Anti-vaccine propaganda and conspiracy theories are not something the government can successfully control, but the government can absolutely make them worse by acting as if it has a bias toward covering up the side effects or adverse reactions to vaccines. OSHA is doing precisely that by announcing on its website that it has suspended reporting requirements that normally would cause employers to report adverse reactions to the vaccine. From the FAQ section of OSHA’s website (emphasis mine):
Are adverse reactions to the COVID-19 vaccine recordable on the OSHA recordkeeping log?
DOL and OSHA, as well as other federal agencies, are working diligently to encourage COVID-19 vaccinations. OSHA does not wish to have any appearance of discouraging workers from receiving COVID-19 vaccination, and also does not wish to disincentivize employers’ vaccination efforts. As a result, OSHA will not enforce 29 CFR 1904’s recording requirements to require any employers to record worker side effects from COVID-19 vaccination at least through May 2022. We will reevaluate the agency’s position at that time to determine the best course of action moving forward.
The recording requirements in question are not specific to COVID, or to vaccines in general; the lengthy, highly detailed rules “require employers to record and report work-related fatalities, injuries, and illnesses,” and they apply to all manner of injury and illness that could potentially be classified as work-related. For example, the rule on “occupational exposure to blood or other potentially infectious materials” alone runs over 7,500 words and includes detailed requirements for employers to offer Hepatitis B vaccinations and “Information on the hepatitis B vaccine, including information on its efficacy, safety, method of administration, the benefits of being vaccinated, and that the vaccine and vaccination will be offered free of charge.”
It would be one thing if OSHA decided, as a general, ongoing matter, that paperwork requirements deterred employers from offering or requiring vaccinations and that the government should therefore not overload businesses with such requirements.
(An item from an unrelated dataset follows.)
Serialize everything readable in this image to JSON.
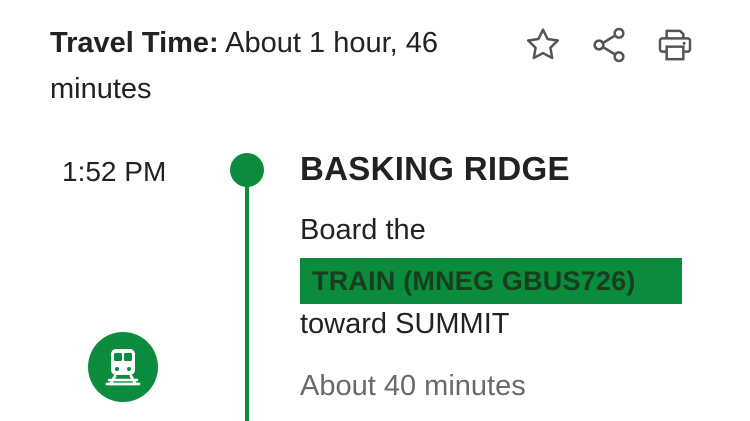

That is an entirely reasonable, pro-business, pro-vaccine approach to take. But that is not what OSHA has done here, or why it has done it. The rule is not being changed; OSHA is just declining to enforce it for one specific vaccine. This alone is typical of how the administrative state exercises power: Never relinquish power on any general principle, but retain the discretion to be selective in order to play favorites and keep the citizenry dependent upon official favor. Also, the official explanation says specifically that OSHA’s first concern is the “appearance of discouraging workers” — it says right there in black and white that the federal government is afraid that people won’t get the vaccine if the usual rules for reporting side effects and other adverse reactions are followed. We’re all familiar with government coverups, but normally, one does not announce them formally in advance.
We have already seen plenty of mismanagement of public expectations for the benefits of COVID vaccination, particularly the whipsaw between public-health officials treating vaccination as a passport to freedom from COVID (hence, mandates and show-your-papers requirements), then continuing to tell vaccinated people to wear masks as the media breathlessly hypes “breakthrough” infections. All of this seems designed to degrade public trust in the vaccines, which are one of the great miracles of the modern American system. We should not fear truthful information about adverse reactions to the vaccines; there will always be some of those, and any system for collecting adverse reports will always also include people claiming reactions that may not actually be connected to the medicine they received. Openly announcing that the government is suspending the usual rules in order to avoid knowing things about the COVID vaccine is a terrible idea. It will only feed the hysteria of the anti-vaccine movement.